Start of Information supplied

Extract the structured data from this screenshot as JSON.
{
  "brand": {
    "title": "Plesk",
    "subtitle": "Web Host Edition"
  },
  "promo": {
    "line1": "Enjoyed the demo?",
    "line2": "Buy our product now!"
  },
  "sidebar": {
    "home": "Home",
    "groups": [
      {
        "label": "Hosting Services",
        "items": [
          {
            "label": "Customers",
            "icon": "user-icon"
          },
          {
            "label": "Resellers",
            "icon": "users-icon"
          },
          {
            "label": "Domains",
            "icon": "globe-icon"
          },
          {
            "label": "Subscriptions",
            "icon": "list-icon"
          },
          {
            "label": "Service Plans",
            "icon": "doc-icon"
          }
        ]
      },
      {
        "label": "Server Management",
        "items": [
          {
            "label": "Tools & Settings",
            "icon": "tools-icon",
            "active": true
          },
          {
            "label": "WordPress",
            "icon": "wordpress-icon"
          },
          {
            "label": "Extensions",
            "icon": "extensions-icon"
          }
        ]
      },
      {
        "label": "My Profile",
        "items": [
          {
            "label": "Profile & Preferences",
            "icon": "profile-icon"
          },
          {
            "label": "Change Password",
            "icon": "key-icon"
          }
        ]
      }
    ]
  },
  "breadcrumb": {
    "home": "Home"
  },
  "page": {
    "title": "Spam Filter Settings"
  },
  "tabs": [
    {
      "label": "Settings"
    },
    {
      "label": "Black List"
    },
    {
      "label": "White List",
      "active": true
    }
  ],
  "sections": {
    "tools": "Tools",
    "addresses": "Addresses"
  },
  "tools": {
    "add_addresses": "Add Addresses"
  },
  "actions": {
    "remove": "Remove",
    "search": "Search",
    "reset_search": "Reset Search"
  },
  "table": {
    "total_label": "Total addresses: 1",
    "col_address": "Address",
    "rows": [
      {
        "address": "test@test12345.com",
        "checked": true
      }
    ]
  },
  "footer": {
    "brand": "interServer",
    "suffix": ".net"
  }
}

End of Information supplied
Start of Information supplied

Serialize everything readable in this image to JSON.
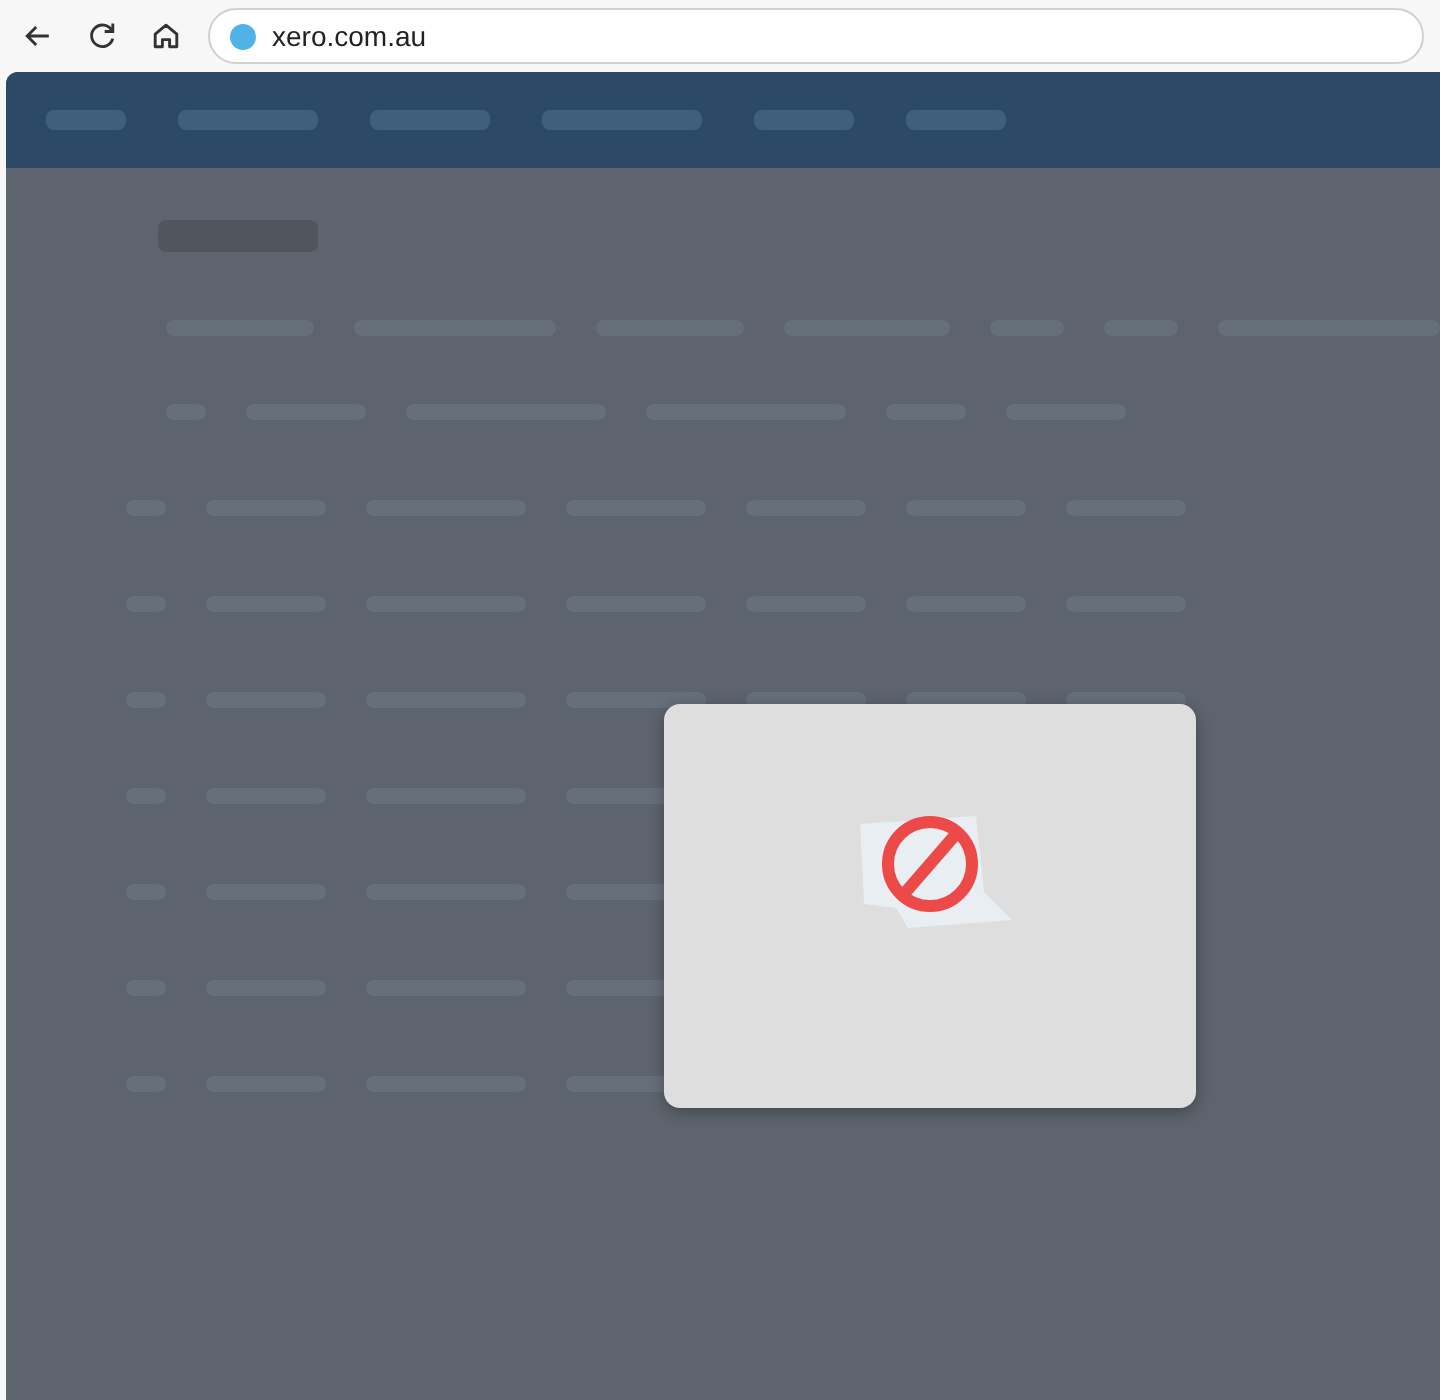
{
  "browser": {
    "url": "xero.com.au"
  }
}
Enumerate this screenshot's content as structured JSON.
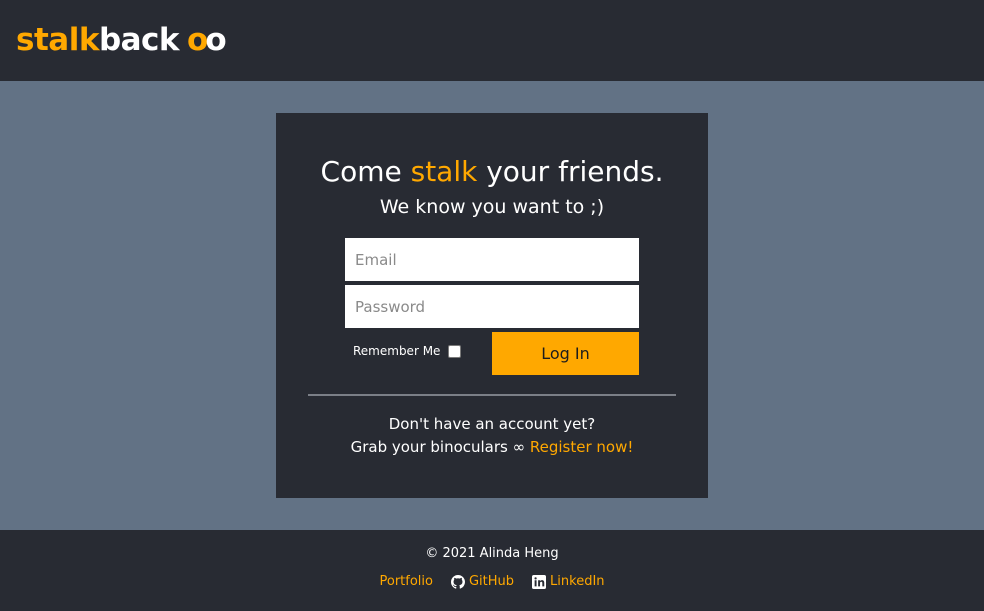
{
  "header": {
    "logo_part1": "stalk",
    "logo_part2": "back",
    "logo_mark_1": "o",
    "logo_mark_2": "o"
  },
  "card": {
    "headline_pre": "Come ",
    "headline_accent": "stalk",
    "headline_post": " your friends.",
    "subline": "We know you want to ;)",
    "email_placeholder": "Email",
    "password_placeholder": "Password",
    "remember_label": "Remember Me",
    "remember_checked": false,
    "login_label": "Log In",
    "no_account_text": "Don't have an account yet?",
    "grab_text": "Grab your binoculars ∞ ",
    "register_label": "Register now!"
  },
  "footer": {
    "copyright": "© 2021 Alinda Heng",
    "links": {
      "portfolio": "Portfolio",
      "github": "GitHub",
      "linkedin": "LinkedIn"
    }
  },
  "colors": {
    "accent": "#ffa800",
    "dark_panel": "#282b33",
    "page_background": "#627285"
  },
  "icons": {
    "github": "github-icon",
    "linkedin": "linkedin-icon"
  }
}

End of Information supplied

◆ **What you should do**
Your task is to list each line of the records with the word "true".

◆ **Result**
            "active": true
      "active": true
        "checked": true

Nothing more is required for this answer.